===== Provided data

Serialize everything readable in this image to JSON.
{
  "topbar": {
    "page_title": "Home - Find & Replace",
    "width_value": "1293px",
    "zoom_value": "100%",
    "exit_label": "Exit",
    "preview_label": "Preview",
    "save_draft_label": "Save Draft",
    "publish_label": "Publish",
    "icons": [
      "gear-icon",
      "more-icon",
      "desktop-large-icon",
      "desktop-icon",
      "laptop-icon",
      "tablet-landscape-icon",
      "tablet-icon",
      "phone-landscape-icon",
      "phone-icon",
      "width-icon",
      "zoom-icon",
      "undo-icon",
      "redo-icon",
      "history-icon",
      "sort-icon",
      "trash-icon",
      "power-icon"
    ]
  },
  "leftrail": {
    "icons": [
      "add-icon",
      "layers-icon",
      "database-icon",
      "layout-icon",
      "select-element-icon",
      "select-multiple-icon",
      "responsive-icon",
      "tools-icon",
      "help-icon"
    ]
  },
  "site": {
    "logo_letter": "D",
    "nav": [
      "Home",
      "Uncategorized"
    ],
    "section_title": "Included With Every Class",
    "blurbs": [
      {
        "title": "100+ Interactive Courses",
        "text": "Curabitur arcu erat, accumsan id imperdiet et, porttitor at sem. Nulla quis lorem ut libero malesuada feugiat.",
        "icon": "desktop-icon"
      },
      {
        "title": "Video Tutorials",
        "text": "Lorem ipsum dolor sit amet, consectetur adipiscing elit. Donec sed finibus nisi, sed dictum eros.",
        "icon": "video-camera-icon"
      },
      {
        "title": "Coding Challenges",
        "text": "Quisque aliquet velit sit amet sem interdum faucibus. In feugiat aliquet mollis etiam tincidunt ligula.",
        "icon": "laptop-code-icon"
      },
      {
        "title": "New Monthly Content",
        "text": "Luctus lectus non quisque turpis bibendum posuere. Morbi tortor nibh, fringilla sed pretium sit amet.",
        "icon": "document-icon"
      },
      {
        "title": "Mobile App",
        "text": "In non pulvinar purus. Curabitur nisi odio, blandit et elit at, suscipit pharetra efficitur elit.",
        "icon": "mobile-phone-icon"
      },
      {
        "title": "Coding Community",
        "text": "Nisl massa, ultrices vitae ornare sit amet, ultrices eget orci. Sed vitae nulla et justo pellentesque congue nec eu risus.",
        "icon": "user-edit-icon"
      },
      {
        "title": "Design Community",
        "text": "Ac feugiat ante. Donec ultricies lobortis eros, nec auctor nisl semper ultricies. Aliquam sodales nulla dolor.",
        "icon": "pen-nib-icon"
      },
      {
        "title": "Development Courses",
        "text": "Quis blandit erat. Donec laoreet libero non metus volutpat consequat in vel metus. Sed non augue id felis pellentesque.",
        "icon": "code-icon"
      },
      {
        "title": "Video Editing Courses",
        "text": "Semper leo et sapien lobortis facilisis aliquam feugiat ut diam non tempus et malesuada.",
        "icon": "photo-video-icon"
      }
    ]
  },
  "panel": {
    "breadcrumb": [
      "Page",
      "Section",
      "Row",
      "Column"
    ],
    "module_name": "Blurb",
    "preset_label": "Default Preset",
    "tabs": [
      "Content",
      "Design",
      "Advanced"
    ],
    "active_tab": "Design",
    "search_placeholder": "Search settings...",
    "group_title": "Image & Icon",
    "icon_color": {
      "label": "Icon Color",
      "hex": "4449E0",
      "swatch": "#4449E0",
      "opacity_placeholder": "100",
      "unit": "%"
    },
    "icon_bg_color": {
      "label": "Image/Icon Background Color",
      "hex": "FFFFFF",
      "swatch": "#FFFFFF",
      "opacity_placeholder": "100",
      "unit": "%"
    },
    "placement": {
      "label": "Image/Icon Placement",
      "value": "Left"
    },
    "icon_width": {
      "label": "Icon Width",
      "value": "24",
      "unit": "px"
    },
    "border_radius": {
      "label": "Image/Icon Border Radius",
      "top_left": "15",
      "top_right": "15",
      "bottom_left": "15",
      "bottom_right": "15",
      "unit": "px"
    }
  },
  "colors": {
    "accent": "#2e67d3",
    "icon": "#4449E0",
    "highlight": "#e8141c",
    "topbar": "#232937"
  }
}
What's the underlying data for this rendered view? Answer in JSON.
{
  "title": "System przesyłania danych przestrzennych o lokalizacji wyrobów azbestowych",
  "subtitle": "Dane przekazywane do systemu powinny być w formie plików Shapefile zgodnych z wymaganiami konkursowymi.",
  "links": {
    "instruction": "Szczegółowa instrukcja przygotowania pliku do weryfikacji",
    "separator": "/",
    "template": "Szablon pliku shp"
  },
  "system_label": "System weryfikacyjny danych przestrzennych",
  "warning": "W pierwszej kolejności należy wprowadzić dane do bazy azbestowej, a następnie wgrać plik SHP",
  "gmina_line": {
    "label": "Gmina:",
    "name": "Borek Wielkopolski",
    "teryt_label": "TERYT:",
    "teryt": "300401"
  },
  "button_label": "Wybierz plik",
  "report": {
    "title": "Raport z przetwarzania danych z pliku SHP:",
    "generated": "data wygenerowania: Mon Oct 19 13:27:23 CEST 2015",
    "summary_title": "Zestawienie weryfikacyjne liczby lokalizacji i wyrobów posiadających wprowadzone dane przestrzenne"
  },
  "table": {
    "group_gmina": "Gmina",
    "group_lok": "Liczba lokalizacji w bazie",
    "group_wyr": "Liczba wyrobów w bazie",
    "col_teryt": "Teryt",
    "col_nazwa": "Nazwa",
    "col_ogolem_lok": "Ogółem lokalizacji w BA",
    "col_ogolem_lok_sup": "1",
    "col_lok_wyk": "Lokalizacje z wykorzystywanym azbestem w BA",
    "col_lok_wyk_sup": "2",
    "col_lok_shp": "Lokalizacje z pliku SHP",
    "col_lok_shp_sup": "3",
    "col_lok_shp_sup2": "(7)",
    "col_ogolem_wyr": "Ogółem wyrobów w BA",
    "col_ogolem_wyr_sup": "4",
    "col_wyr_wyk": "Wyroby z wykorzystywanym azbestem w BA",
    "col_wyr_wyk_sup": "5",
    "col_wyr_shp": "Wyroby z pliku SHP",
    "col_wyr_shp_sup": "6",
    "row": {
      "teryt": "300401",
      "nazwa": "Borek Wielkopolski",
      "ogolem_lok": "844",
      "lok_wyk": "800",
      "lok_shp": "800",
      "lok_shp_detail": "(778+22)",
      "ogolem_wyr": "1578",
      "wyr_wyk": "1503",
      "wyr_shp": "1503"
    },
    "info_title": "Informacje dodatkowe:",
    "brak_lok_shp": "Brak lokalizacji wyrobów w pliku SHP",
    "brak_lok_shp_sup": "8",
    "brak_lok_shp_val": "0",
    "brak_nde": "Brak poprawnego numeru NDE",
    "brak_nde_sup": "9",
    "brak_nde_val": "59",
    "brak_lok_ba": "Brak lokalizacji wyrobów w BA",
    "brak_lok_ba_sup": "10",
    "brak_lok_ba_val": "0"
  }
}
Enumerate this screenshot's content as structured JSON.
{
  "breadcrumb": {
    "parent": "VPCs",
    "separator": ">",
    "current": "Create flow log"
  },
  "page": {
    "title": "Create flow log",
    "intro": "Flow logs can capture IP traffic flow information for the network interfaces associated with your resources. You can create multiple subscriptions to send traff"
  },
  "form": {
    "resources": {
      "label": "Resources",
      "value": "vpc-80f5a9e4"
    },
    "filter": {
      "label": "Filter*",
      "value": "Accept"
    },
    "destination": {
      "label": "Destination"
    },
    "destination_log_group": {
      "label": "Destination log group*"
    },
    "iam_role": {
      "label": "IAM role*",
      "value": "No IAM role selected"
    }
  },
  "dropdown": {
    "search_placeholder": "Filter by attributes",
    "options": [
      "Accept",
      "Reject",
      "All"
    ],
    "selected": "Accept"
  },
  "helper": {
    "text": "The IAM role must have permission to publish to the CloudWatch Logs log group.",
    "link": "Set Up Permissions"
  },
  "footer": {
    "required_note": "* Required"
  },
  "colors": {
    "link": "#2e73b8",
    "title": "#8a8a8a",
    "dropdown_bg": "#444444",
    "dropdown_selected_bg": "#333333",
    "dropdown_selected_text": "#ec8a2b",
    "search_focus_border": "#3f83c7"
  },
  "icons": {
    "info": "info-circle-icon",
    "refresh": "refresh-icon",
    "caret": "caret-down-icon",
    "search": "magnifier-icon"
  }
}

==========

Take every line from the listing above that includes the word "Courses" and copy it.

        "title": "100+ Interactive Courses",
        "title": "Development Courses",
        "title": "Video Editing Courses",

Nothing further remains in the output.